Huge Win For Small Businesses In San Diego As Board Of Supervisors Looks To Rezone Parts Of The County

Written by Jonathan Du Fault

The San Diego County Board of Supervisors cheered to a proposed ordinance change allowing for more small wineries in the county. 

The proposed ordinance change comes from a request from Representative Jim Desmond. The board voted unanimously to direct Helen Robins-Meyer to study expanding tiered winery ordinances, specifically as part of zoning regulations. 

The tiered winery ordinance allows tasting rooms with ongoing vineyard operations in agricultural zones. It also established small wineries through an administrative permit. 

By rezoning, the county could allow residents in rural areas to own and operate vineyards. Currently, small wine operations in rural areas are required to pay a major permit fee. According to Desmond’s office, this fee can be between $500,000 and $1 million. 

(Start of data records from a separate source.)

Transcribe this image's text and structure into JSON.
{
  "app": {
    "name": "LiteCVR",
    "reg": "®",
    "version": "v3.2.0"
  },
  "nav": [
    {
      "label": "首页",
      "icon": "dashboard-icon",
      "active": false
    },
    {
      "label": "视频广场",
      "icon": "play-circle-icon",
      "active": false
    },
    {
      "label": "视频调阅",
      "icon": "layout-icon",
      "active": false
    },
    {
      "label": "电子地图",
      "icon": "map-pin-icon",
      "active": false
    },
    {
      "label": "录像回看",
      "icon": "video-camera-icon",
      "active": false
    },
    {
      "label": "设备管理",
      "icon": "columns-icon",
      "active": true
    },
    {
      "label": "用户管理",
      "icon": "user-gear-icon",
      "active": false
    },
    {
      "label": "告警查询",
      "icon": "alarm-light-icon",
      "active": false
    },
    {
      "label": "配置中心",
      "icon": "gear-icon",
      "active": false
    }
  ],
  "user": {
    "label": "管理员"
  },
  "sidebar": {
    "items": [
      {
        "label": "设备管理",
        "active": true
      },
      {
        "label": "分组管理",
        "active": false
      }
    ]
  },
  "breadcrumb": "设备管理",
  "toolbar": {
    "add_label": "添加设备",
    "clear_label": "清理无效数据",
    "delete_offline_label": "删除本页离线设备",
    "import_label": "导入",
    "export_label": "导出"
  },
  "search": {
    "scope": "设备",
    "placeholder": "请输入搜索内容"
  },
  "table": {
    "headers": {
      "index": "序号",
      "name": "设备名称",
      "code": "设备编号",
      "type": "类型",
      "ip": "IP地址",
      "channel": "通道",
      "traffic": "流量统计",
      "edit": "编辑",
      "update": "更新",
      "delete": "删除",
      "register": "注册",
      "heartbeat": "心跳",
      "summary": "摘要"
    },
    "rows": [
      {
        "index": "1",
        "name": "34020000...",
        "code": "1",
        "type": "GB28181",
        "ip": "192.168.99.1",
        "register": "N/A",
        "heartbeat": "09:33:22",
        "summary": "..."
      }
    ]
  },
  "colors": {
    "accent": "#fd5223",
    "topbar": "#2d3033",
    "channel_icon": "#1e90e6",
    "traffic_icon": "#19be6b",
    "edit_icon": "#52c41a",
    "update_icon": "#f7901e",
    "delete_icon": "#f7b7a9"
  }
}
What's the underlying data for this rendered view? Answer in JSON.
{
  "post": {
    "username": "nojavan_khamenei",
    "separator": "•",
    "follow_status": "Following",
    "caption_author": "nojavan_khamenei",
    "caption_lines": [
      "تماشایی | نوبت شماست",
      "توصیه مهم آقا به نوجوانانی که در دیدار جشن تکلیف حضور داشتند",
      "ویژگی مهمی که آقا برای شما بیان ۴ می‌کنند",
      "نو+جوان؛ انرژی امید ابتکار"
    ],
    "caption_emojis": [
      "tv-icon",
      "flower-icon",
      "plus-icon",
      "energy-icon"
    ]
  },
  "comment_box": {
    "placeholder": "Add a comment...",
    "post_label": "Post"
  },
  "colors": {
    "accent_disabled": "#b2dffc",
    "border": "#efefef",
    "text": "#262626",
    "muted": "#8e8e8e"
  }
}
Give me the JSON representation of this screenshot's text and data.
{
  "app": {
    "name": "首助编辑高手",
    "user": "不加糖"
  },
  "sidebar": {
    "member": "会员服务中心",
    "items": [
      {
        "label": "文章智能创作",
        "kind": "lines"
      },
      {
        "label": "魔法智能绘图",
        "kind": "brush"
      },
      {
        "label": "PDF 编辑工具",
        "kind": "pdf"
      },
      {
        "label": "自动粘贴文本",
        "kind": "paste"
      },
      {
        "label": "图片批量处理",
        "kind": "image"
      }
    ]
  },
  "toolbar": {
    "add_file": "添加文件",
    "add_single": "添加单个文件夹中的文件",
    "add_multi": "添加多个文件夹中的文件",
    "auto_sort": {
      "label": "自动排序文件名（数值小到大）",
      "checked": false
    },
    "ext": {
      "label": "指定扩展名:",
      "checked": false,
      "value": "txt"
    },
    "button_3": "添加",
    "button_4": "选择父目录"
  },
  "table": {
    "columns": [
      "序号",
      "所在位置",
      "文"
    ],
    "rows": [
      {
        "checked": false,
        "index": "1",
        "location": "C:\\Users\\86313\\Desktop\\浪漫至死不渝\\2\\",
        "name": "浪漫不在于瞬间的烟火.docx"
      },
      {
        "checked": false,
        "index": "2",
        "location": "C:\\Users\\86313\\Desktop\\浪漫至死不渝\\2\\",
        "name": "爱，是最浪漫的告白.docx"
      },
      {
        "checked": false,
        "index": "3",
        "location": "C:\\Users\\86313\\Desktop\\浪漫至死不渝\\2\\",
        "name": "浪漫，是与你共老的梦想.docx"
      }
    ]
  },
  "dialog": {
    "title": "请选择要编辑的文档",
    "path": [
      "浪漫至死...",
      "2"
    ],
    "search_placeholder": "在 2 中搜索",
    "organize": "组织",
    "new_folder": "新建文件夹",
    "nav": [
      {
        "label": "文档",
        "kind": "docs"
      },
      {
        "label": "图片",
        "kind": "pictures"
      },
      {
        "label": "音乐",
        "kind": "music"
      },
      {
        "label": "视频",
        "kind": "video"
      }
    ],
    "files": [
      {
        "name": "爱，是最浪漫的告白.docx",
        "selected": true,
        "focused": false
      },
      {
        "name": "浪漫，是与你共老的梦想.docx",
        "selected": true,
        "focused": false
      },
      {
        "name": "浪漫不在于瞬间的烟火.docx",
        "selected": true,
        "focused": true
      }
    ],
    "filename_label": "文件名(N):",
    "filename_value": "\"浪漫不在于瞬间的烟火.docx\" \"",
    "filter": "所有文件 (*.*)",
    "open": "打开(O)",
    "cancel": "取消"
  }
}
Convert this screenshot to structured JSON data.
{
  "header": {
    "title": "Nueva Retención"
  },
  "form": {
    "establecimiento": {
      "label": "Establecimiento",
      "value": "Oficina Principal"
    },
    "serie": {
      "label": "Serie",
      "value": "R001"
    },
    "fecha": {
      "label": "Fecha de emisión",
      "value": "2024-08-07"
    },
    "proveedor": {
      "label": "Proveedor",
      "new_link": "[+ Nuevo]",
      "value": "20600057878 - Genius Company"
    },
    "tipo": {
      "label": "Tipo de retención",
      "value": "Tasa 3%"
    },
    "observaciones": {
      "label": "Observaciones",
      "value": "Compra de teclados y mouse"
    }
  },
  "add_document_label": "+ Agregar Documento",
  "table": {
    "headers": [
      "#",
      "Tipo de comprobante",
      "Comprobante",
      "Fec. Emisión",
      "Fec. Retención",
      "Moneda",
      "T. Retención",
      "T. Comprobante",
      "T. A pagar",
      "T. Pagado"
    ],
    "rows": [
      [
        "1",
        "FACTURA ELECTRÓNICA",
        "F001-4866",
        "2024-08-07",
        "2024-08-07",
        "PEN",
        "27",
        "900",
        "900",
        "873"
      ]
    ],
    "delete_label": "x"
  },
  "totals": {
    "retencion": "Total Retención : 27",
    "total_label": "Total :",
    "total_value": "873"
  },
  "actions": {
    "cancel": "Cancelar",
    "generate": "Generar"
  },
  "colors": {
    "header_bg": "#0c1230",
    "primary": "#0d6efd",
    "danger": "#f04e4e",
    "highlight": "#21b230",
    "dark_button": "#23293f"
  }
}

By allowing for more wineries and tasting rooms would be a major boost to the San Diego economy. 

Desmond added that county wineries generate around $37 million in annual revenues and employ hundreds of people. According to information on Wednesday’s meeting agenda, farmers and property owners have requested the expansion of the winery ordinance into additional zones, “to allow the same streamlined process for the creation of wineries that agricultural zones benefit from.”

Robbins-Meyer will report back to the board with a proposed ordinance change within 180 days. The $120,000 cost for a feasibility study could be included in this year’s county budget, if money is available. Otherwise, it will be covered by the budget for the 2022-23 fiscal year

Desmond, a Republican on the San Diego County Board of Supervisors, has been thanked by fellow supervisors, as well as other prominent county leaders for taking the initiative in this big step.